======== RECORDS ========

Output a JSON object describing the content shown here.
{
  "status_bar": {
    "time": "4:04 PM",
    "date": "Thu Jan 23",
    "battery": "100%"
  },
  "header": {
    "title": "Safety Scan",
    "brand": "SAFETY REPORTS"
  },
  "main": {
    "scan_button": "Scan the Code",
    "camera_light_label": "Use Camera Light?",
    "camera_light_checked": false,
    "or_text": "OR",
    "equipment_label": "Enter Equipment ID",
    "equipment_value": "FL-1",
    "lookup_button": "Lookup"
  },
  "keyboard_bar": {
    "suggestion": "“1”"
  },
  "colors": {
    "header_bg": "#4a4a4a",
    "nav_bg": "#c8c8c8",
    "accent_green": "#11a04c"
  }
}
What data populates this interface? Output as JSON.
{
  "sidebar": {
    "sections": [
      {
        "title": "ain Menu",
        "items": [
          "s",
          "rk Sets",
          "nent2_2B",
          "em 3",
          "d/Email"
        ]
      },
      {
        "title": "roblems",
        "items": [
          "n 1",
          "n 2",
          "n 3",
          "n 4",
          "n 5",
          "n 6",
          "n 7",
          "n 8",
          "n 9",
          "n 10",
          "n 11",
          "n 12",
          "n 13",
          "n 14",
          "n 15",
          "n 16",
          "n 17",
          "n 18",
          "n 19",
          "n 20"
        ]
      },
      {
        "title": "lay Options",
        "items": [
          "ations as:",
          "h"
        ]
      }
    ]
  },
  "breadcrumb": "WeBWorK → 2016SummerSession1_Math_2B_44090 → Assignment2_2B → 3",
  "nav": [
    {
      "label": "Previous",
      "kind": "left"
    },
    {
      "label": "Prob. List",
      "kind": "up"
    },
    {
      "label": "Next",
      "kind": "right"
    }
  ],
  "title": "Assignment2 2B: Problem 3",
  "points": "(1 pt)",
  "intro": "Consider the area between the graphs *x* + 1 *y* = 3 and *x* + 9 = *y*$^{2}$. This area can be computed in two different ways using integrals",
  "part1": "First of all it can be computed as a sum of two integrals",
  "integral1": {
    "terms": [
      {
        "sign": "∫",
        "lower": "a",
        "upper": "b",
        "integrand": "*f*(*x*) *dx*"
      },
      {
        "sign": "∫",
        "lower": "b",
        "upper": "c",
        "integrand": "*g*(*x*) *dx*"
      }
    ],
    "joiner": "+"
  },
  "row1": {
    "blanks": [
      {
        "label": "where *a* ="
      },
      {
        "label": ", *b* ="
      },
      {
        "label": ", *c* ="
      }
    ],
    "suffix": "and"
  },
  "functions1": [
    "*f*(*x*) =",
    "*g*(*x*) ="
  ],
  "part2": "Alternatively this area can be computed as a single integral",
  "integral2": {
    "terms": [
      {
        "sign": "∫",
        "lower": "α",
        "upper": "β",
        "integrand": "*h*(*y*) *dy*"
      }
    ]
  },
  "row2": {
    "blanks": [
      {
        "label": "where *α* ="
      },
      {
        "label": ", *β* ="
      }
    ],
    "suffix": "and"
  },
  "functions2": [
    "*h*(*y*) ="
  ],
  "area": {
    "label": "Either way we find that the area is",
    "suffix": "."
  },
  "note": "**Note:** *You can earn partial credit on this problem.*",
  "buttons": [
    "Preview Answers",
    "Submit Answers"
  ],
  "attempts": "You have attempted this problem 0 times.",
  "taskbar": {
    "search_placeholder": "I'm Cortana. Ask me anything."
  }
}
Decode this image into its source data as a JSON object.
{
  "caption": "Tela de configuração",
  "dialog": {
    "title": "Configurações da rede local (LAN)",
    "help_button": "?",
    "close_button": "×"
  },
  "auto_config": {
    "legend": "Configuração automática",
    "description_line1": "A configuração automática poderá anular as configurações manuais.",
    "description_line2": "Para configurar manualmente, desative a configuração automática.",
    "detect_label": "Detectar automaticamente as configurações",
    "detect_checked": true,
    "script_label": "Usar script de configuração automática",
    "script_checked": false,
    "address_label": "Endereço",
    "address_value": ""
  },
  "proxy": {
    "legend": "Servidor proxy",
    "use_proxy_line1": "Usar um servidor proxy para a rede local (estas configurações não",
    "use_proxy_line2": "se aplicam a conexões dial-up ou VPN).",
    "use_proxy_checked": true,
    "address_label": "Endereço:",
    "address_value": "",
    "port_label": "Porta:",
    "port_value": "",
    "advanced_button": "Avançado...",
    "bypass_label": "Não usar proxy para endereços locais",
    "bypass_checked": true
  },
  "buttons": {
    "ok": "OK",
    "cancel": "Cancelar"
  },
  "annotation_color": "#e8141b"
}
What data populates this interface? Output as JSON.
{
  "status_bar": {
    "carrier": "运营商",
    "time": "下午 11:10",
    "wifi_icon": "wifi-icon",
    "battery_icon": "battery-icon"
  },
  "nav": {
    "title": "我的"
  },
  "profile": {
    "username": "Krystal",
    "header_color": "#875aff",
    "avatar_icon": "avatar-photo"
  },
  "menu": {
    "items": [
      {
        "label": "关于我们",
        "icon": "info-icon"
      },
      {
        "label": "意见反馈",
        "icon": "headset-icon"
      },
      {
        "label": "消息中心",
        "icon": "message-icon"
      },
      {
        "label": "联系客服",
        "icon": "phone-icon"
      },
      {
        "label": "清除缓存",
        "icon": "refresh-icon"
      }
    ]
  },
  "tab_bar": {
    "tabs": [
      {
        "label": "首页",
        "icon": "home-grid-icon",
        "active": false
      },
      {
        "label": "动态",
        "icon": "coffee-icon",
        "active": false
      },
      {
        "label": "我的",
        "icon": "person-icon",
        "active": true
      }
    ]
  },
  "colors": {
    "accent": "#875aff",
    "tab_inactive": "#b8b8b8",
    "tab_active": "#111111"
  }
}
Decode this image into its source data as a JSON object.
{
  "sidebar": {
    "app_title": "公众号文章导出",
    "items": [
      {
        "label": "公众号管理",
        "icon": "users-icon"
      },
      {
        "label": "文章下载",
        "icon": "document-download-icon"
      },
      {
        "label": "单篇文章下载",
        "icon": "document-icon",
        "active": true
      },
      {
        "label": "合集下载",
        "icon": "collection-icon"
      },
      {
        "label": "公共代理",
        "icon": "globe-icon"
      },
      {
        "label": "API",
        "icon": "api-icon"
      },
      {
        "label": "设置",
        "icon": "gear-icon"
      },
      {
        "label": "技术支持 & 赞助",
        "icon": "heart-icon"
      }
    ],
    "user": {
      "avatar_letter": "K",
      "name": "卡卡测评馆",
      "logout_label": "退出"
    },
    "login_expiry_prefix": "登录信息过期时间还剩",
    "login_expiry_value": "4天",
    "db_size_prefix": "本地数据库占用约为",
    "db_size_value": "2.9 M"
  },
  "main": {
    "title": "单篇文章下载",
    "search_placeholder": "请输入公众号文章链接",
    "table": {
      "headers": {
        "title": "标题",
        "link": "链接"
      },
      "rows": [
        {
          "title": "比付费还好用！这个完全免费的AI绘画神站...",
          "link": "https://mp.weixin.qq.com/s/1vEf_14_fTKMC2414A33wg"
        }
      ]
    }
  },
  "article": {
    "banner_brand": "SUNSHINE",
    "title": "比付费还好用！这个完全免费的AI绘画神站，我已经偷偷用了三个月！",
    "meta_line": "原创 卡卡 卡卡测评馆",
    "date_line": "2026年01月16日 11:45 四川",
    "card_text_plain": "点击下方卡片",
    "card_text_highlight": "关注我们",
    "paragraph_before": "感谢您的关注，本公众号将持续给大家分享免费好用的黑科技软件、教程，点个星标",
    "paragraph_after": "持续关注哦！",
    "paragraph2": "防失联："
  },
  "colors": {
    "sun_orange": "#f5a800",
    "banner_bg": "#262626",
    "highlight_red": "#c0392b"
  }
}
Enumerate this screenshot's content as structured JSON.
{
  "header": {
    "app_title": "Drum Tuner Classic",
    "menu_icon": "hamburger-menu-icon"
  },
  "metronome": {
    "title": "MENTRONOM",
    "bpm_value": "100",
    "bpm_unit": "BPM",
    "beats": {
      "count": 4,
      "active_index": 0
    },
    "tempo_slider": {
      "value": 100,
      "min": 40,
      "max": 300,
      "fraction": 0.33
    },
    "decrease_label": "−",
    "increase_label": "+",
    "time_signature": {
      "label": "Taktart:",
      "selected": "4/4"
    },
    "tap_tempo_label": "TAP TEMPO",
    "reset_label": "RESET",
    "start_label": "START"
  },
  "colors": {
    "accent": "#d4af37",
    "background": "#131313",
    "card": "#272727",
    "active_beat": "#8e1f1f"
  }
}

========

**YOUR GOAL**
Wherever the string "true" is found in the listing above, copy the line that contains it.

**ANSWER BOX**
    "detect_checked": true,
    "use_proxy_checked": true,
    "bypass_checked": true
        "active": true
        "active": true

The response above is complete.